The White Pube started life as an influential art blog, written by Zarina Muhammad and Gabrielle de la Puente. The name announced iconoclastic intent, playing on the White Cube gallery — which certainly deserves mockery (like a city law firm, it has outposts in Hong Kong and Manhattan). But The White Pube podcast is as inanely conventional as the gallery it makes fun of.
Each episode is an hour-long salvo by the hosts, or ‘art critic baby gods’, and as with their exhibition reviews — rated with emojis, not stars — conversation is appealingly informal and spontaneous. But they have little of interest to say, especially about their ostensible subject. Three episodes into this art criticism podcast, hardly an artwork has featured. Unsuspecting listeners must instead swallow a salmagundi of tedium, including a detailed account of the hosts’ driving lessons (Muhammad passed on the third attempt; de la Puente prefers manual to automatic; tune in for more revelations).
What they do discuss is pop culture, especially reality TV, stemming from their rejection of culture’s high/low divide (in their scheme: ‘pop or snobby’). This hardly makes them the art-world agitators they pose as. Pop culture has from the 1960s onwards thoroughly captured artists’ imaginations. Far from being an anti-establishment attitude, it gets you invited to Buckingham Palace, as the great pop artist Sir Peter Blake has found.
The White Pube’s bolshie style masks conformism. Expect modish nostrums (diversity good, capitalism bad), which aren’t necessarily wrong — I applaud them for endowing a working-class writers’ grant —but very safe. The art establishment has duly hailed them. Muhammad is on a residency at the ICA. De la Puente runs an Arts Council-funded gallery. Episode one relates endless invitations to teach and lecture at art schools and galleries, including being flown in to Norway’s Bergen Kunsthall. Clearly, they’re telling the art establishment what it wants to hear.
Contemporary art’s inaccessibility rightly rankles them. But really they collude in it. What repels the public isn’t ‘posh accents’; it’s what many see as the solipsism of conceptual art (and its outgrowths, performance and video art) that monopolises contemporary spaces and the hyperinflated market. A germ of fruitful critique crops up when they fleetingly admit art school never taught them to make art. ‘But it’s good for the discourse,’ they say. Some would say this is, at heart, conceptual art’s great handicap. It’s essentially rhetorical, reducible to punchlines, to statements. Why turn up?

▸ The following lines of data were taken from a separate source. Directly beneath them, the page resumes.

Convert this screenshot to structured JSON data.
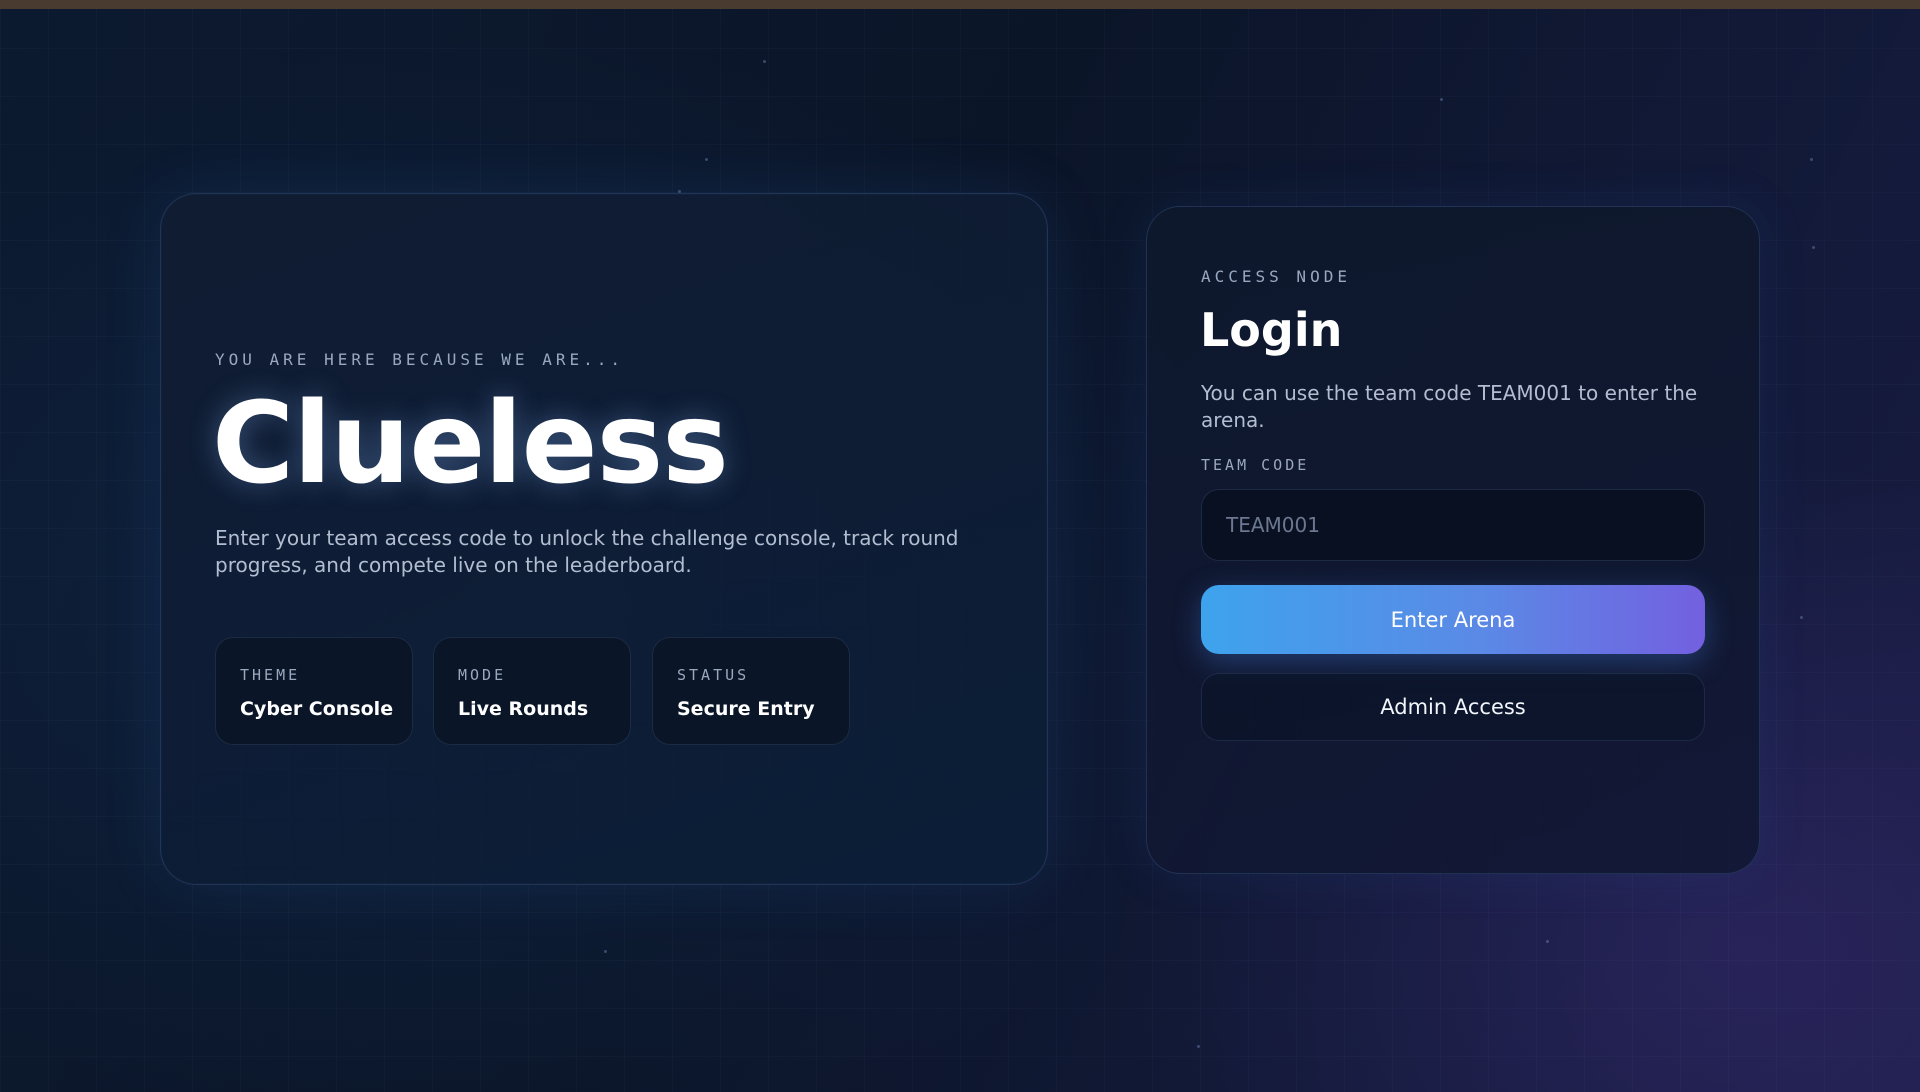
{
  "hero": {
    "kicker": "YOU ARE HERE BECAUSE WE ARE...",
    "title": "Clueless",
    "description": "Enter your team access code to unlock the challenge console, track round progress, and compete live on the leaderboard.",
    "tiles": [
      {
        "label": "THEME",
        "value": "Cyber Console"
      },
      {
        "label": "MODE",
        "value": "Live Rounds"
      },
      {
        "label": "STATUS",
        "value": "Secure Entry"
      }
    ]
  },
  "login": {
    "kicker": "ACCESS NODE",
    "title": "Login",
    "hint": "You can use the team code TEAM001 to enter the arena.",
    "field_label": "TEAM CODE",
    "input_value": "",
    "input_placeholder": "TEAM001",
    "enter_label": "Enter Arena",
    "admin_label": "Admin Access"
  },
  "colors": {
    "accent_start": "#3ea3ec",
    "accent_end": "#7360e0",
    "background": "#0b1528",
    "top_bar": "#4a3b30"
  }
}
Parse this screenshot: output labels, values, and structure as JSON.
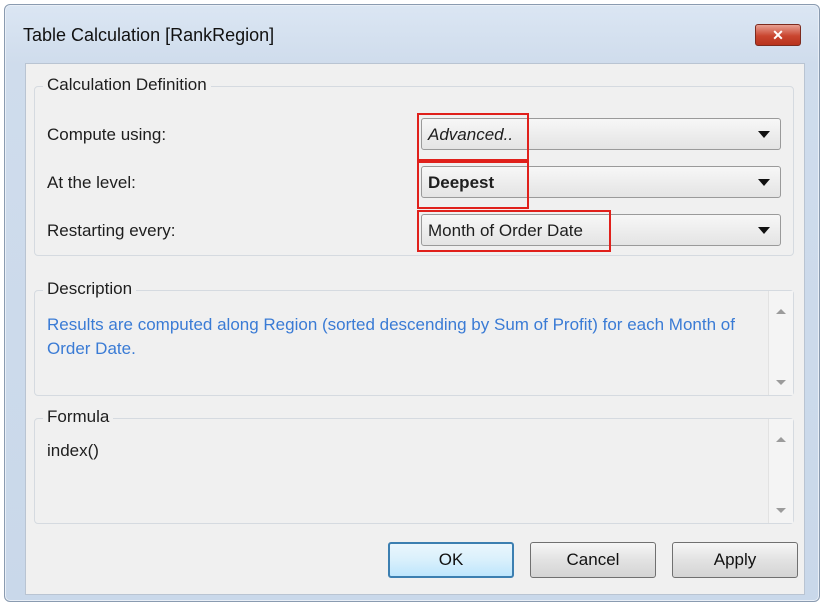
{
  "window": {
    "title": "Table Calculation [RankRegion]",
    "close_icon": "close-icon"
  },
  "calculation_definition": {
    "label": "Calculation Definition",
    "compute_using": {
      "label": "Compute using:",
      "value": "Advanced.."
    },
    "at_the_level": {
      "label": "At the level:",
      "value": "Deepest"
    },
    "restarting_every": {
      "label": "Restarting every:",
      "value": "Month of Order Date"
    }
  },
  "description": {
    "label": "Description",
    "text": "Results are computed along Region (sorted descending by Sum of Profit) for each Month of Order Date."
  },
  "formula": {
    "label": "Formula",
    "text": "index()"
  },
  "buttons": {
    "ok": "OK",
    "cancel": "Cancel",
    "apply": "Apply"
  },
  "colors": {
    "highlight": "#e0201b",
    "description_text": "#3a7bd5",
    "close_button": "#c9452f"
  }
}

Although they promise that ‘Next episode we’ll have some actual art content’, their excuse for evading it thus far betrays their meagre conception of art: ‘Times are bizarre enough without adding art in there for extra discomfort.’ Good luck persuading the public that’s all art is for: discomfort. What about solace? It’s perverse, at this time of apocalyptic anxiety, to spurn art’s capacity to envision tragedy with beauty and grace — even the terror of impending extinction, as Poussin does, sublimely, in ‘Le Déluge’.

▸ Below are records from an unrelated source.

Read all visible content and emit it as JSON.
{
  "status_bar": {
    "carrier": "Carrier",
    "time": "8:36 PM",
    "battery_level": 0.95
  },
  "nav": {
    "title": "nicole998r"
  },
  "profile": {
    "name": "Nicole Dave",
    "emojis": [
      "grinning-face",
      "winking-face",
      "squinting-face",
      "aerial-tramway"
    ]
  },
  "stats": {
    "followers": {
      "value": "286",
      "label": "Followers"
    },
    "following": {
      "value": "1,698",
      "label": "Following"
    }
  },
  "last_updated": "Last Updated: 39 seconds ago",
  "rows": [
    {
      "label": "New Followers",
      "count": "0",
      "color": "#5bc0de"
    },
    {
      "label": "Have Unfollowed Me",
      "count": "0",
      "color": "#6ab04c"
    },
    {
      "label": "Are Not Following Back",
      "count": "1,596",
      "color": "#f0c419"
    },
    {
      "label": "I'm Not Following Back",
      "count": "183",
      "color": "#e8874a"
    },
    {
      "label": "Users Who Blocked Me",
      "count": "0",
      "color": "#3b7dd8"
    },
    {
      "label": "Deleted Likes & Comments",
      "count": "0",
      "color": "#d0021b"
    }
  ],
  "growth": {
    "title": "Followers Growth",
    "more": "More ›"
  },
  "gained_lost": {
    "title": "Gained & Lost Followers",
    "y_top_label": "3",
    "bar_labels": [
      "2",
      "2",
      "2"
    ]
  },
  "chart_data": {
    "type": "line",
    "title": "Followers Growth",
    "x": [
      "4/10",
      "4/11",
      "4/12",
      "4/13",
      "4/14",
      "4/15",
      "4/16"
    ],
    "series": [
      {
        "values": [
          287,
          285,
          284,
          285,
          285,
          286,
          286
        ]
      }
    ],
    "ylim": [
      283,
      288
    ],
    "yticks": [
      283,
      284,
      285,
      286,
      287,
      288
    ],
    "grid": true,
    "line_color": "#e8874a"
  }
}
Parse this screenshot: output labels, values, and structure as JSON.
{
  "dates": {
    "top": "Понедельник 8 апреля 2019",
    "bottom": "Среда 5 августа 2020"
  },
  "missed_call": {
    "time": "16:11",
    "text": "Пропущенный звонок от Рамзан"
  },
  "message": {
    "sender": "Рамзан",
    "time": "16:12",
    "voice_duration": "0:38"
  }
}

Critics sincere in their anti-elitism communicate to the public the enriching possibilities of art; The White Pube prefers to limit them. ‘I’m done with art’, goes one of their catchphrases, whenever art fails their criteria — to be high-concept, discomfiting, never beautiful, always demographically inclusive, absolutely ‘self-critical’ (i.e. navel-gazing), unambiguously anti-capitalist and yet at the same time infused by pop culture. In all of this, they submit to the pieties of the ossified art bureaucracy that finances them.
Unsurprisingly, they themselves admit such art feels like ‘doing work’. So instead, in hock to the capitalism they abhor, they exalt Keeping Up With the Kardashians, a multimillion dollar franchise, and YouTube, the multibillion-dollar maw of big tech, which swallows up aesthetic values and spits out those of the market. ‘And [YouTube’s] algorithm is pretty reliable,’ they add. ‘The best.’ What’s the point of them as critics, if culture is straightforwardly quantifiable? What is objectively quantifiable is inequality, which distorts who gets to practise art. Yet, zonked on Baudrillard, they claim: ‘There’s no such thing as a fact.’

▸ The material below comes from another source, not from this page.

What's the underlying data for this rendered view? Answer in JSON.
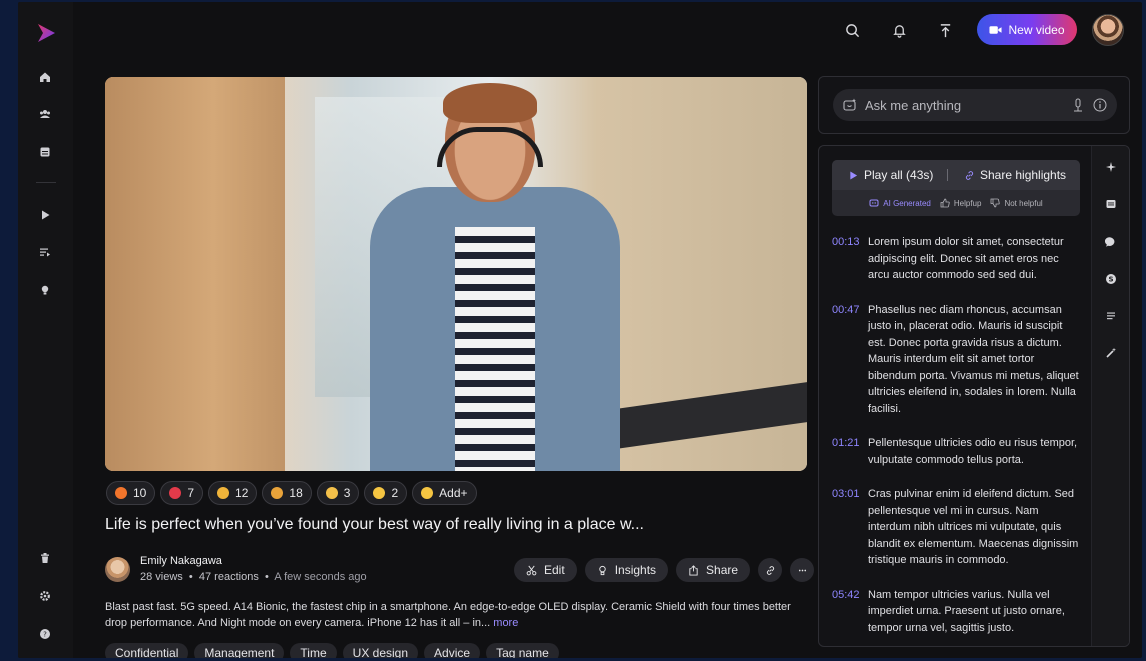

I wish this energetic, intelligent duo didn’t squander their gifts in this way. They themselves invoke the metaphor of fast food, of the ‘drive-thru’ — transactional and mindless — for their approach to culture: ‘It’ll just go out the other end, it’ll pass through.’ It’s an astute metaphor. Muhammad and de la Puente create as they consume: this podcast just passes through and goes out the other end.